My Book Talk: Linus can reinvent himself as a cool, bold guy when his family moves to Liberia for his dad’s new job at the U.S. Embassy. Middle school in Dayton in the 1980s was tough enough without being known for panic attacks, so even going to Africa is bound to help, right?

When they walk down the airplane steps onto the hot runway asphalt, a deadly black mamba snake is the first thing Linus sees of Africa! Black mambas are supposed to be very rare, shy of people… so why is the Embassy residence area called Mamba Point?

Before school starts, Linus and his older brother Law (who changed his name from Larry on the way over from the States) explore their new neighborhood. Most kids of Embassy employees hang out at the pool, so Law is there all day, every day. Linus meets Matt downstairs, who introduces him to role-playing games with many-sided dice and crazy situations. He visits the library for comic books to draw from and a book about snakes, especially the black mamba.

Linus spots black mambas all over, even in the residence courtyard, when others don’t see them at all. He even goes so far as to bring his black mamba into his closet to keep it close by as a pet. Then a local vendor tells him of ‘kaseng’ – the idea that some people have a deep connection to certain animals, perhaps even sharing some characteristics with them. Slowly, Linus becomes more assertive and self-confident much like the black mamba he has come to know. Could he really share a ‘kaseng’ with the friendly black mamba who begins to visit him?

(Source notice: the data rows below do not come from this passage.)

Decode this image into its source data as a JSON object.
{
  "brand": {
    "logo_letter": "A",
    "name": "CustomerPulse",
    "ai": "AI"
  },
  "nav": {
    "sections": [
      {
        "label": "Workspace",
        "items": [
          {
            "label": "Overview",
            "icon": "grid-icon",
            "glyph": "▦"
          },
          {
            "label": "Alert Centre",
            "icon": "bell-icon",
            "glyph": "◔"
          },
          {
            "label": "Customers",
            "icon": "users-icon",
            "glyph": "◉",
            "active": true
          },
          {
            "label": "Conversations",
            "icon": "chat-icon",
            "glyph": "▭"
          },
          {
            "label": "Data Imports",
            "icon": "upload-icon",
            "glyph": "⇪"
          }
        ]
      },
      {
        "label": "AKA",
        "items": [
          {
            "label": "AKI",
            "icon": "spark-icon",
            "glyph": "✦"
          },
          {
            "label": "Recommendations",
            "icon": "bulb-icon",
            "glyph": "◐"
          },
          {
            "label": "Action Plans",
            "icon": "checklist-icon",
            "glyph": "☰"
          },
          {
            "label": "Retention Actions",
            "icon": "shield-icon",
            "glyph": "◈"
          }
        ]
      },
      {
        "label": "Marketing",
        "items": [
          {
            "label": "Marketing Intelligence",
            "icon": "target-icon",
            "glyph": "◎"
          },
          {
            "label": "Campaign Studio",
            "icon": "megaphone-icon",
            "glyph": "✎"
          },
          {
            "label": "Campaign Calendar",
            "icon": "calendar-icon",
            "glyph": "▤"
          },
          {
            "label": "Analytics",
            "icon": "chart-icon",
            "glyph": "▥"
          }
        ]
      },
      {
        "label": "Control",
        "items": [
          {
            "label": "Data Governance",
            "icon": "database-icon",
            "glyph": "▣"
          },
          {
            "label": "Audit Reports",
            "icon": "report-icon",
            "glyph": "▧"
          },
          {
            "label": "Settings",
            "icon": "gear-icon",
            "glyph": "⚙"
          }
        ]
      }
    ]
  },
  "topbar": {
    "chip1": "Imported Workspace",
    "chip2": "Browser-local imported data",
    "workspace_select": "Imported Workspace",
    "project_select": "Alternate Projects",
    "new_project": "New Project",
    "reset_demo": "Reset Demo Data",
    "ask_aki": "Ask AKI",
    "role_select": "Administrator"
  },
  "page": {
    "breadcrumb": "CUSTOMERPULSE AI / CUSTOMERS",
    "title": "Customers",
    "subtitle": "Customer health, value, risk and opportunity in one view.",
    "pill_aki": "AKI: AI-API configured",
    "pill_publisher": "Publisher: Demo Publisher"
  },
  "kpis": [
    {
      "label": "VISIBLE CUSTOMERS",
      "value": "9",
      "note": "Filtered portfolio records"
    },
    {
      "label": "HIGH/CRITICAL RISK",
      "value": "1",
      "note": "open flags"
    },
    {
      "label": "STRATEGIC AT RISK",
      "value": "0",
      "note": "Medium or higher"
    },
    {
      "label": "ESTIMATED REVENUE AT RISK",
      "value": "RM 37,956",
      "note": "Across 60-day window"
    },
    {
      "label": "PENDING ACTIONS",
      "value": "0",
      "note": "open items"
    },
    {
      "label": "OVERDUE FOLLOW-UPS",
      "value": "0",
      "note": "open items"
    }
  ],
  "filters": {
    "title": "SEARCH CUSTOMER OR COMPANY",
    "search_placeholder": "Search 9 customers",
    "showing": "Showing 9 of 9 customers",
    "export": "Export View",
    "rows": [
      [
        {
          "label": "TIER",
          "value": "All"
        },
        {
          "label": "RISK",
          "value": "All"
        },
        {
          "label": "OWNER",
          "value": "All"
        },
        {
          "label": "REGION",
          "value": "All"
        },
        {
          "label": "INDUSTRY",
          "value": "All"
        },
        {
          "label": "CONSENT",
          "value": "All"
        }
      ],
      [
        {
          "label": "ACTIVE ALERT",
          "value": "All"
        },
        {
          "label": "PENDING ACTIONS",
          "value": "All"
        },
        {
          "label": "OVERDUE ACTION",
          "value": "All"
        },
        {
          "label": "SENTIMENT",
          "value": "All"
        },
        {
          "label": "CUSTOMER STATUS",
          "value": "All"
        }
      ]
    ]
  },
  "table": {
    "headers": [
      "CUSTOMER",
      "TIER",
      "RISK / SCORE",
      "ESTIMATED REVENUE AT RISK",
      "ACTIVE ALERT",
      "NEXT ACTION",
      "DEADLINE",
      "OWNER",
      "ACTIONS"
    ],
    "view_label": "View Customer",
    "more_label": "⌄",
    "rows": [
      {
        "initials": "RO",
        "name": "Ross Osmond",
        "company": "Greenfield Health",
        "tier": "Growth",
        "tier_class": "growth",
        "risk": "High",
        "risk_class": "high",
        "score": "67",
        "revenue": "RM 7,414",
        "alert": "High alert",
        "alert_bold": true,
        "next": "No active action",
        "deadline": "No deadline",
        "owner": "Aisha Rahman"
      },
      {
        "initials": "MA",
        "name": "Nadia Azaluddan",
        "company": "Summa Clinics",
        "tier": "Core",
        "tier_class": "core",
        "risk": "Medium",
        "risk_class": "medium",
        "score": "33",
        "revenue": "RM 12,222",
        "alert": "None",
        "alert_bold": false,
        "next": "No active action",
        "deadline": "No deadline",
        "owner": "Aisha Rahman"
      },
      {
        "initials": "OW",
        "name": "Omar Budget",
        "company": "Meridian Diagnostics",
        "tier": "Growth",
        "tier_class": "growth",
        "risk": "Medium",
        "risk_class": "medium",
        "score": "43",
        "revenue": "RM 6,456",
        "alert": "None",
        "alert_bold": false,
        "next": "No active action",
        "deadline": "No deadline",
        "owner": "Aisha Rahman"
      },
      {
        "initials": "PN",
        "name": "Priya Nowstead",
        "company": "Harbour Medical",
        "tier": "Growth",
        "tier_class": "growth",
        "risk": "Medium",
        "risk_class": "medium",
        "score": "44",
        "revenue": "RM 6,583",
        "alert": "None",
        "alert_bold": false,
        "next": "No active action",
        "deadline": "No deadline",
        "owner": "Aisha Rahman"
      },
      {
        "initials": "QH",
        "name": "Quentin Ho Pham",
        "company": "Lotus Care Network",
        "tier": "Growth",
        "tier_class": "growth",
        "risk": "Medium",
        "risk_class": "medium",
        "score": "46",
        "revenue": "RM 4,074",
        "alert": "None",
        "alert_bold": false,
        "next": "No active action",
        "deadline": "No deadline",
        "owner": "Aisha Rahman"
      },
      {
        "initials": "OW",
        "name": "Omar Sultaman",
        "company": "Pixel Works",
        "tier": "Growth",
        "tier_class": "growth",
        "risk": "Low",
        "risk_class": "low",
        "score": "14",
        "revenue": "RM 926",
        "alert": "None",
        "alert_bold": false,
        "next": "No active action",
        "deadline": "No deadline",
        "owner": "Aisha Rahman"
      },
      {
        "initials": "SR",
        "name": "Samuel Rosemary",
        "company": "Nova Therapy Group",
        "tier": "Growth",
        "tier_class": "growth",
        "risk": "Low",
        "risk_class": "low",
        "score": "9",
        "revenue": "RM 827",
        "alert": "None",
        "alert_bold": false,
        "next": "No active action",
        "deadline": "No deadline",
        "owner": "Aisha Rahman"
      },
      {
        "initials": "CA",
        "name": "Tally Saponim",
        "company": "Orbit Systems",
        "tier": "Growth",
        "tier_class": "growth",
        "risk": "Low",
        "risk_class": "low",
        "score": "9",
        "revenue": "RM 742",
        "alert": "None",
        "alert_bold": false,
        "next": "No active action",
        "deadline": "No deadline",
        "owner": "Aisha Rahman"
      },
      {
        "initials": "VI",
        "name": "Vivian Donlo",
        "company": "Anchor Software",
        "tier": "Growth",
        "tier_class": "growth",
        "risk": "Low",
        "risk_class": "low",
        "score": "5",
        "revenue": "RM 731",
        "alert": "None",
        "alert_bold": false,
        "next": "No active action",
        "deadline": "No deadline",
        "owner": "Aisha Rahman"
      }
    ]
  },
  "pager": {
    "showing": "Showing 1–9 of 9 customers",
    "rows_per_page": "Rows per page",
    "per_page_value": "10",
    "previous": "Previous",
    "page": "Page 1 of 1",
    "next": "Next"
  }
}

When their parents go away for the weekend, Law decides to throw a party, and things go farther out of control than either brother could imagine. (One of 5,000 books recommended on www.abookandahug.com) Review copy and cover image courtesy of the publisher.